Tennessee has fallen short on addressing court fines and fees that can hobble poor, minority and rural residents, according to a new report by the nonprofit think tank Think Tennessee.

Why it matters: Court debt deepens economic disparities and creates an endless cycle of financial struggle for many. Failure to pay can cost a person their driver's license, destroy their credit, and tether them to a maze of bureaucratic red tape.

  • The General Assembly passed a law in 2019 that waived court fees for indigent people and allowed others to use payment plans for their debt.

Yes, but: The Think Tennessee study — which included a phone survey of county clerks — found the payment plans have been implemented inconsistently across the state, with rules varying from county to county.

The bottom line: Think Tennessee proposed several policy changes to address the problem, including increasing access to payment plans, adding more avenues for waiving fines and fees, and eliminating punishments such as revoking driver's licenses.

  • "The county I live in could determine my access to the payment plan," Think Tennessee president Shanna Singh Hughey tells Axios. "And that access could determine whether I lose my license or not.
  • "It's a hodge-podge of policies from county to county."
4. The Setlist

Illustration: Brendan Lynch/Axios

💉 Dozens of companies in Tennessee won't be able to require employees to get vaccines after a federal court ruling. (WPLN)

🥇 A Lipscomb student won gold at the world Jiu Jitsu championship in Abu Dhabi last month. (Lipscomb University)

🏗 The city released some possible concepts for development of the east bank of the Cumberland River. (The Tennessean)

5. Stapleton's still in demand

Chris Stapleton and Jennifer Hudson at the CMA Awards. Photo: Mark Humphrey/AP

Six years after Chris Stapleton vaulted to national fame with a little help from Justin Timberlake, he remains one of the music industry's most coveted duet partners.

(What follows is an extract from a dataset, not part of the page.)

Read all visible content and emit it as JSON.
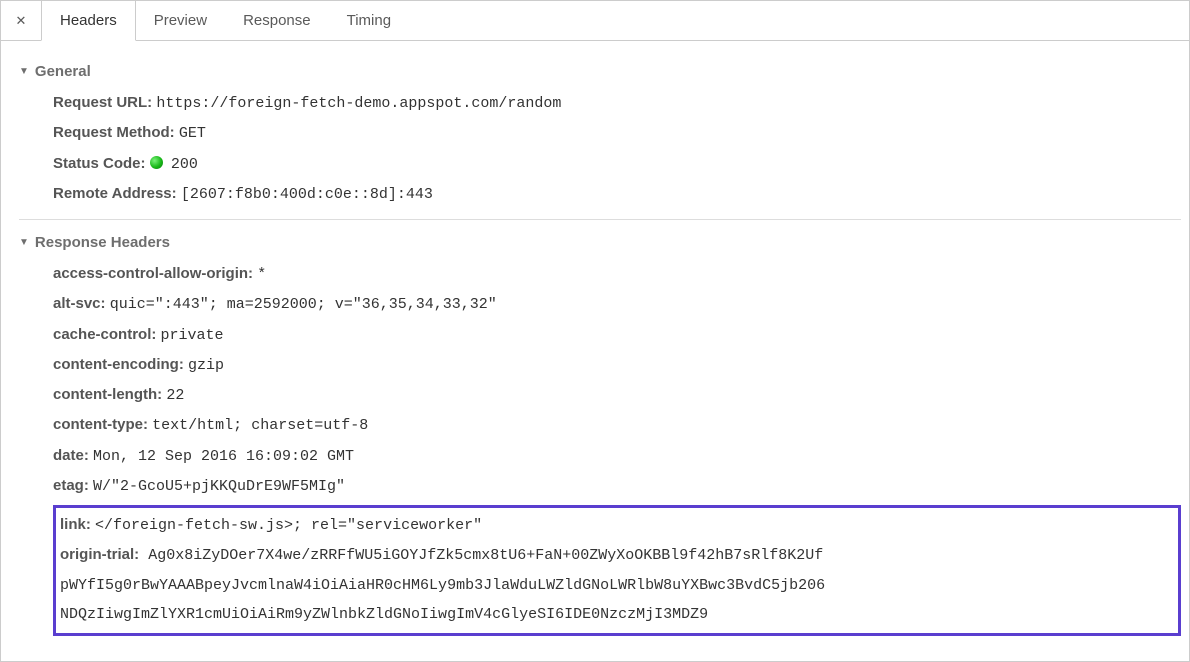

Why it matters: Stapleton has become a global ambassador for country music. His unmistakable voice is a unifying force in a genre entrenched in an identity crisis.

The latest: Adele and Swift sent their Stapleton collaborations to country radio last month.

  • Stapleton's harmony rips through a duet version of "Easy on Me" like a chainsaw. Listen all the way to the end.
  • He gets the party started on "I Bet You Think About Me," Swift's rollicking return to her Nashville roots.

Nate is eating chicken from Waldo's and watching the fantastic Beatles documentary "The Beatles: Get Back."

Adam is devouring this deep dive on Lorne Michaels and "Saturday Night Live."